Teobaldo Roggeri

Teobaldo Roggeri (1100 - 1150) was an Italian Catholic shoemaker and porter from the Ligurian province noted for his simple manner of living and for his commitment to the needs of the poor of the Diocese of Alba.[1][2]


Teobaldo Roggeri
Born1100
Vicoforte di Mondovì, Liguria, Holy Roman Empire
Died1150 (aged 50)
Vicoforte di Mondovì, Liguria, Holy Roman Empire
Venerated inRoman Catholic Church
Beatified1841, Saint Peter's Basilica by Pope Gregory XVI
Major shrineAlba Cathedral
Feast1 June

Roggeri received his beatification from Pope Gregory XVI in 1841 after the pontiff confirmed that there was a significant 'cultus' (or popular and longstanding devotion) to the late tradesman.[3][4]

LifeEdit

Teobaldo Roggeri was born in the Ligurian region to nobles from Piedmont in 1100.[1] The careful reading and attentiveness to the Gospel caused him to abandon his noble status in favor of a simple and austere life.
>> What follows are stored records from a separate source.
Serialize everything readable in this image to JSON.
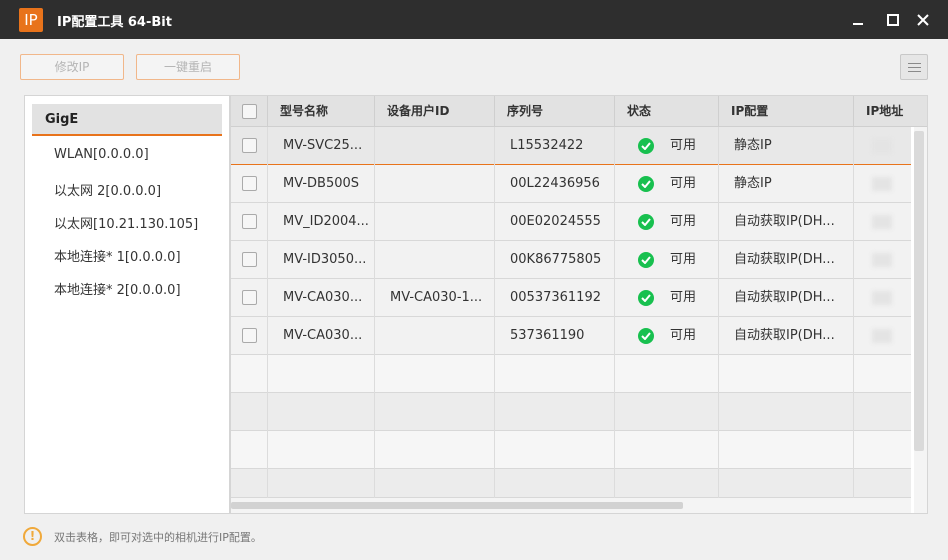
{
  "window": {
    "logo": "IP",
    "title": "IP配置工具 64-Bit"
  },
  "toolbar": {
    "modify_ip_label": "修改IP",
    "reboot_label": "一键重启"
  },
  "sidebar": {
    "category": "GigE",
    "interfaces": [
      "WLAN[0.0.0.0]",
      "以太网 2[0.0.0.0]",
      "以太网[10.21.130.105]",
      "本地连接* 1[0.0.0.0]",
      "本地连接* 2[0.0.0.0]"
    ]
  },
  "table": {
    "columns": [
      "型号名称",
      "设备用户ID",
      "序列号",
      "状态",
      "IP配置",
      "IP地址"
    ],
    "rows": [
      {
        "model": "MV-SVC25...",
        "user_id": "",
        "serial": "L15532422",
        "status": "可用",
        "ip_config": "静态IP"
      },
      {
        "model": "MV-DB500S",
        "user_id": "",
        "serial": "00L22436956",
        "status": "可用",
        "ip_config": "静态IP"
      },
      {
        "model": "MV_ID2004...",
        "user_id": "",
        "serial": "00E02024555",
        "status": "可用",
        "ip_config": "自动获取IP(DH..."
      },
      {
        "model": "MV-ID3050...",
        "user_id": "",
        "serial": "00K86775805",
        "status": "可用",
        "ip_config": "自动获取IP(DH..."
      },
      {
        "model": "MV-CA030...",
        "user_id": "MV-CA030-1...",
        "serial": "00537361192",
        "status": "可用",
        "ip_config": "自动获取IP(DH..."
      },
      {
        "model": "MV-CA030...",
        "user_id": "",
        "serial": "537361190",
        "status": "可用",
        "ip_config": "自动获取IP(DH..."
      }
    ]
  },
  "footer": {
    "info_icon": "!",
    "hint": "双击表格，即可对选中的相机进行IP配置。"
  },
  "colors": {
    "accent": "#e8731b",
    "status_ok": "#18c04f",
    "titlebar": "#2e2e2e"
  }
}
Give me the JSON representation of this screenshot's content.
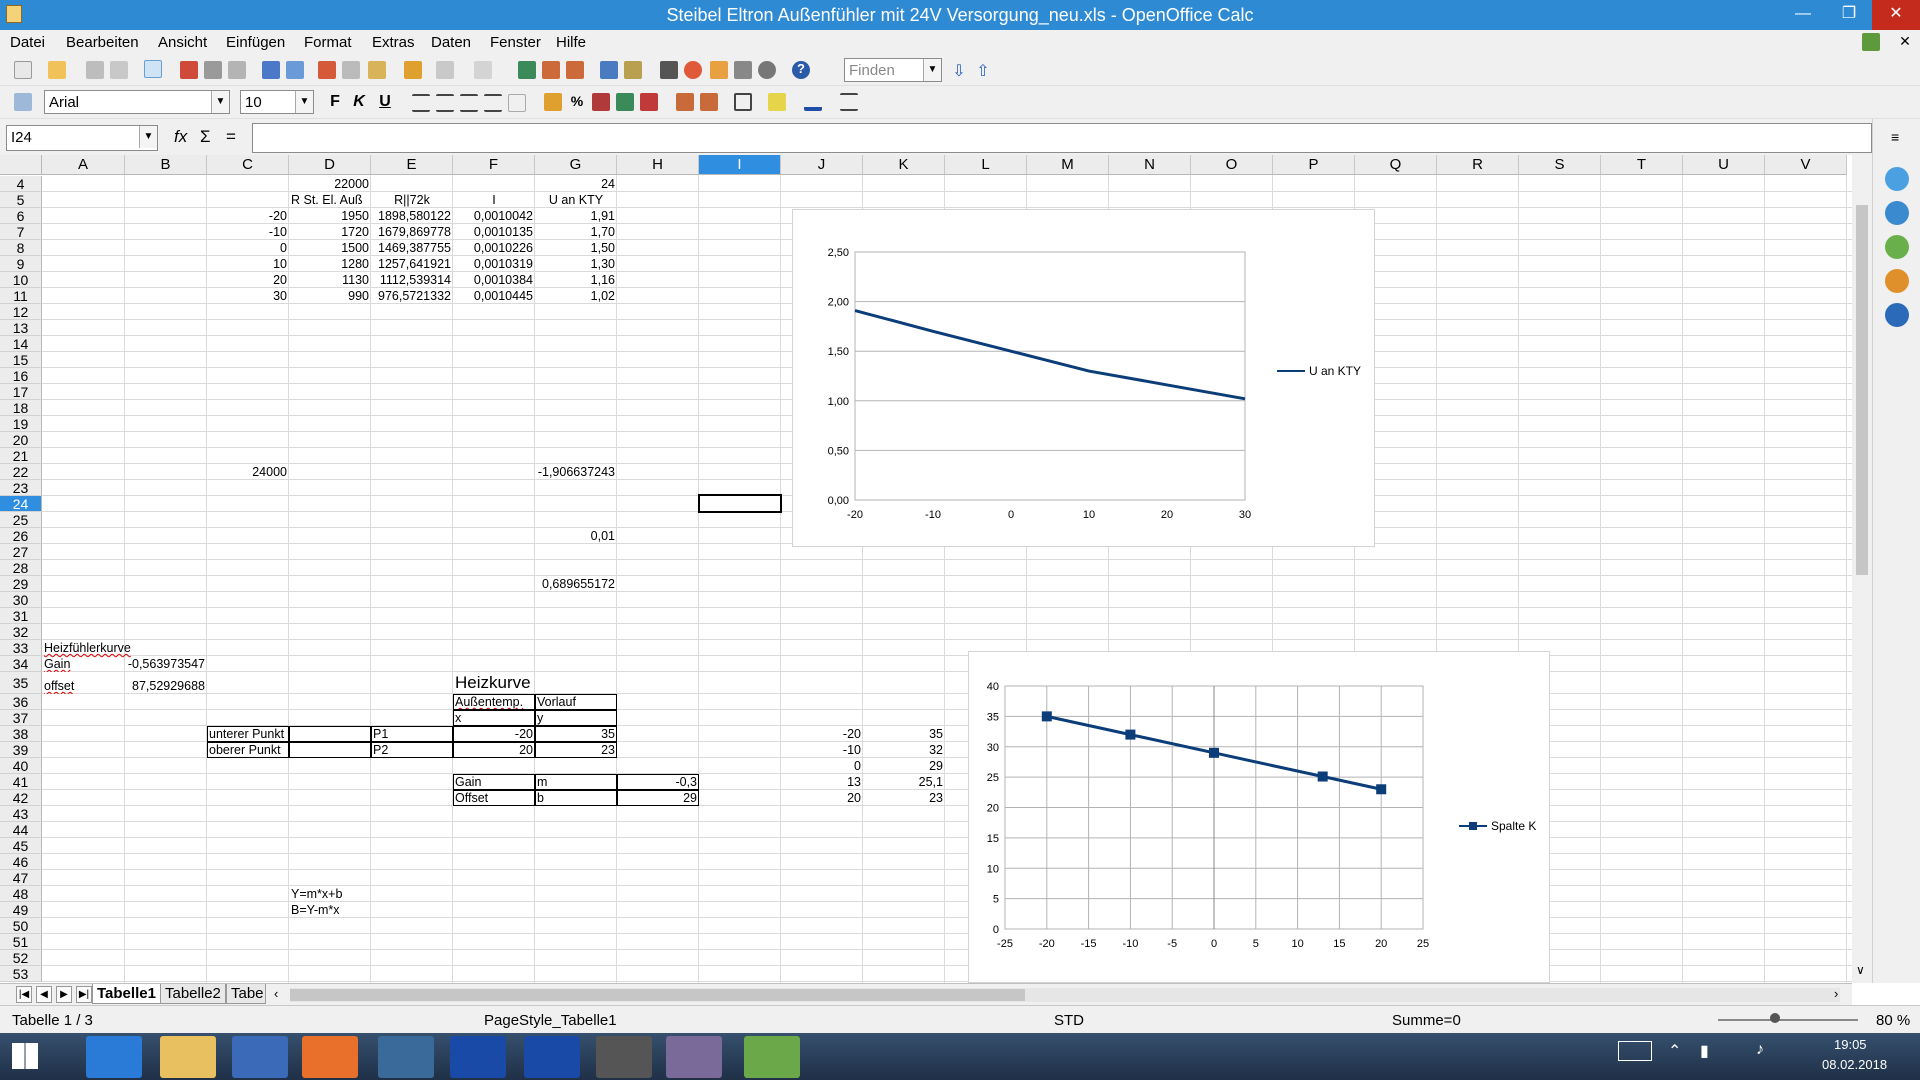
{
  "window": {
    "title": "Steibel Eltron Außenfühler mit 24V Versorgung_neu.xls - OpenOffice Calc",
    "minimize": "—",
    "maximize": "❐",
    "close": "✕"
  },
  "menu": [
    "Datei",
    "Bearbeiten",
    "Ansicht",
    "Einfügen",
    "Format",
    "Extras",
    "Daten",
    "Fenster",
    "Hilfe"
  ],
  "toolbar": {
    "find_placeholder": "Finden"
  },
  "format": {
    "font_name": "Arial",
    "font_size": "10",
    "bold": "F",
    "italic": "K",
    "underline": "U",
    "percent": "%"
  },
  "formula_bar": {
    "name_box": "I24",
    "function_wizard": "fx",
    "sum": "Σ",
    "equals": "=",
    "value": ""
  },
  "columns": [
    "A",
    "B",
    "C",
    "D",
    "E",
    "F",
    "G",
    "H",
    "I",
    "J",
    "K",
    "L",
    "M",
    "N",
    "O",
    "P",
    "Q",
    "R",
    "S",
    "T",
    "U",
    "V"
  ],
  "selected_column": "I",
  "rows": [
    "4",
    "5",
    "6",
    "7",
    "8",
    "9",
    "10",
    "11",
    "12",
    "13",
    "14",
    "15",
    "16",
    "17",
    "18",
    "19",
    "20",
    "21",
    "22",
    "23",
    "24",
    "25",
    "26",
    "27",
    "28",
    "29",
    "30",
    "31",
    "32",
    "33",
    "34",
    "35",
    "36",
    "37",
    "38",
    "39",
    "40",
    "41",
    "42",
    "43",
    "44",
    "45",
    "46",
    "47",
    "48",
    "49",
    "50",
    "51",
    "52",
    "53"
  ],
  "selected_row": "24",
  "cells": {
    "D4": "22000",
    "G4": "24",
    "D5": "R St. El. Auß",
    "E5": "R||72k",
    "F5": "I",
    "G5": "U an KTY",
    "C6": "-20",
    "D6": "1950",
    "E6": "1898,580122",
    "F6": "0,0010042",
    "G6": "1,91",
    "C7": "-10",
    "D7": "1720",
    "E7": "1679,869778",
    "F7": "0,0010135",
    "G7": "1,70",
    "C8": "0",
    "D8": "1500",
    "E8": "1469,387755",
    "F8": "0,0010226",
    "G8": "1,50",
    "C9": "10",
    "D9": "1280",
    "E9": "1257,641921",
    "F9": "0,0010319",
    "G9": "1,30",
    "C10": "20",
    "D10": "1130",
    "E10": "1112,539314",
    "F10": "0,0010384",
    "G10": "1,16",
    "C11": "30",
    "D11": "990",
    "E11": "976,5721332",
    "F11": "0,0010445",
    "G11": "1,02",
    "C22": "24000",
    "G22": "-1,906637243",
    "G26": "0,01",
    "G29": "0,689655172",
    "A33": "Heizfühlerkurve",
    "A34": "Gain",
    "B34": "-0,563973547",
    "A35": "offset",
    "B35": "87,52929688",
    "F35": "Heizkurve",
    "F36": "Außentemp.",
    "G36": "Vorlauf",
    "F37": "x",
    "G37": "y",
    "C38": "unterer Punkt",
    "E38": "P1",
    "F38": "-20",
    "G38": "35",
    "J38": "-20",
    "K38": "35",
    "C39": "oberer Punkt",
    "E39": "P2",
    "F39": "20",
    "G39": "23",
    "J39": "-10",
    "K39": "32",
    "J40": "0",
    "K40": "29",
    "F41": "Gain",
    "G41": "m",
    "H41": "-0,3",
    "J41": "13",
    "K41": "25,1",
    "F42": "Offset",
    "G42": "b",
    "H42": "29",
    "J42": "20",
    "K42": "23",
    "D48": "Y=m*x+b",
    "D49": "B=Y-m*x"
  },
  "chart_data": [
    {
      "type": "line",
      "x": [
        -20,
        -10,
        0,
        10,
        20,
        30
      ],
      "series": [
        {
          "name": "U an KTY",
          "values": [
            1.91,
            1.7,
            1.5,
            1.3,
            1.16,
            1.02
          ],
          "color": "#0b3d78"
        }
      ],
      "xticks": [
        "-20",
        "-10",
        "0",
        "10",
        "20",
        "30"
      ],
      "yticks": [
        "0,00",
        "0,50",
        "1,00",
        "1,50",
        "2,00",
        "2,50"
      ],
      "ylim": [
        0,
        2.5
      ],
      "xlim": [
        -20,
        30
      ],
      "grid": "horizontal",
      "legend": "right"
    },
    {
      "type": "scatter",
      "x": [
        -20,
        -10,
        0,
        13,
        20
      ],
      "series": [
        {
          "name": "Spalte K",
          "values": [
            35,
            32,
            29,
            25.1,
            23
          ],
          "color": "#0b3d78"
        }
      ],
      "xticks": [
        "-25",
        "-20",
        "-15",
        "-10",
        "-5",
        "0",
        "5",
        "10",
        "15",
        "20",
        "25"
      ],
      "yticks": [
        "0",
        "5",
        "10",
        "15",
        "20",
        "25",
        "30",
        "35",
        "40"
      ],
      "xlim": [
        -25,
        25
      ],
      "ylim": [
        0,
        40
      ],
      "grid": "both",
      "legend": "right"
    }
  ],
  "sheet_tabs": [
    "Tabelle1",
    "Tabelle2",
    "Tabe"
  ],
  "active_tab": "Tabelle1",
  "status": {
    "sheet": "Tabelle 1 / 3",
    "page_style": "PageStyle_Tabelle1",
    "mode": "STD",
    "sum": "Summe=0",
    "zoom": "80 %"
  },
  "taskbar": {
    "time": "19:05",
    "date": "08.02.2018"
  }
}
He was orphaned of both his parents during his childhood so set off for Alba in 1112 where he became an apprentice to a shoemaker.[3][4]

Roggeri worked as a cobbler and proved to be quite skilled in his trade which prompted the master to hope in vain that Roggeri would wed his daughter Virida and continue the business after his death; however the apprentice instead made a private vow to remain chaste.[1][4] He also worked as a porter and spent time transporting sacks of grain from place to place as part of his job. His master died in 1122 after a decade of working with Roggeri.[3] This prompted Roggeri to embark on a solemn pilgrimage - with a bundle and a staff - to the Santiago de Compostela Cathedral in Spain and he later returned to Alba to resume his work. He used his meager income to help the poor of his region and he often slept outside the local church.[3]

On one occasion the owner of the shoe store where he worked asked that he take a sack of wheat to the mill to be ground into flour. He agreed but gave handful after handful to the poor people that he encountered along the path to the point where no more wheat remained. He lacked the courage to face the woman back at the store and refused to go back without something to return so he filled the bag with sand and left it on the woman's doorstep before running off. The woman found flour in the bag though later learned of what had happened. This began the tale of the so-called "miracle of the flour" and happened not long before his death.

Roggeri died in 1150 after contracting a serious illness while visiting the widow of a cobbler.[4] Per his request he was buried in an unmarked patch of ground between the two churches of San Lorenzo and San Silvestro.[1] His grave became a place of pilgrimage and miracles. After several decades his grave grew obscure and became lost. His remains were rediscovered late in the evening of 21 January 1429 by the Bishop of Alba Alerino Rambaudi; the legend is that the church bells rang out on their own at sunrise on 1 February 1429 in celebration of the find. His remains are now enshrined in the Alba Cathedral.

BeatificationEdit

The confirmation of the popular devotion of Roggeri in 1841 acted as the formal conferral of beatification from Pope Gregory XVI.

ReferencesEdit

  1. ^ a b c d "Blessed Theobald Roggeri". Saints SQPN. 26 May 2015. Retrieved 31 July 2016.
  2. ^ "Saint Theobald" (PDF). Retrieved 31 July 2016.
  3. ^ a b c d "Bl. Theobald". Catholic Online. Retrieved 31 July 2016.
  4. ^ a b c d "Teobaldo Roggeri". Santi e Beati. Retrieved 31 July 2016.

External linksEdit